What you should do: Nothing but an exact repeat of the entries below should appear in your answer.
++++ Records shown ++++
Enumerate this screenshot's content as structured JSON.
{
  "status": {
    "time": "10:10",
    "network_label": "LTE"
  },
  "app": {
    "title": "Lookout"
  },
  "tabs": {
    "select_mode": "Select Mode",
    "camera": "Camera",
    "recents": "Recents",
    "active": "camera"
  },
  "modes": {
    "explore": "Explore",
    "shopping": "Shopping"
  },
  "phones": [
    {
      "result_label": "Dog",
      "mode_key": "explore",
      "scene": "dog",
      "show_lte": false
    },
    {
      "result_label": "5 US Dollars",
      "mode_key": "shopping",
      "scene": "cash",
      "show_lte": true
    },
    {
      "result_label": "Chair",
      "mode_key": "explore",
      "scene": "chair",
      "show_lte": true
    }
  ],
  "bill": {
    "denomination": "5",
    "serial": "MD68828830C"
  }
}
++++
Answer space:
Enumerate this screenshot's content as structured JSON.
{
  "status": {
    "time": "10:10",
    "network_label": "LTE"
  },
  "app": {
    "title": "Lookout"
  },
  "tabs": {
    "select_mode": "Select Mode",
    "camera": "Camera",
    "recents": "Recents",
    "active": "camera"
  },
  "modes": {
    "explore": "Explore",
    "shopping": "Shopping"
  },
  "phones": [
    {
      "result_label": "Dog",
      "mode_key": "explore",
      "scene": "dog",
      "show_lte": false
    },
    {
      "result_label": "5 US Dollars",
      "mode_key": "shopping",
      "scene": "cash",
      "show_lte": true
    },
    {
      "result_label": "Chair",
      "mode_key": "explore",
      "scene": "chair",
      "show_lte": true
    }
  ],
  "bill": {
    "denomination": "5",
    "serial": "MD68828830C"
  }
}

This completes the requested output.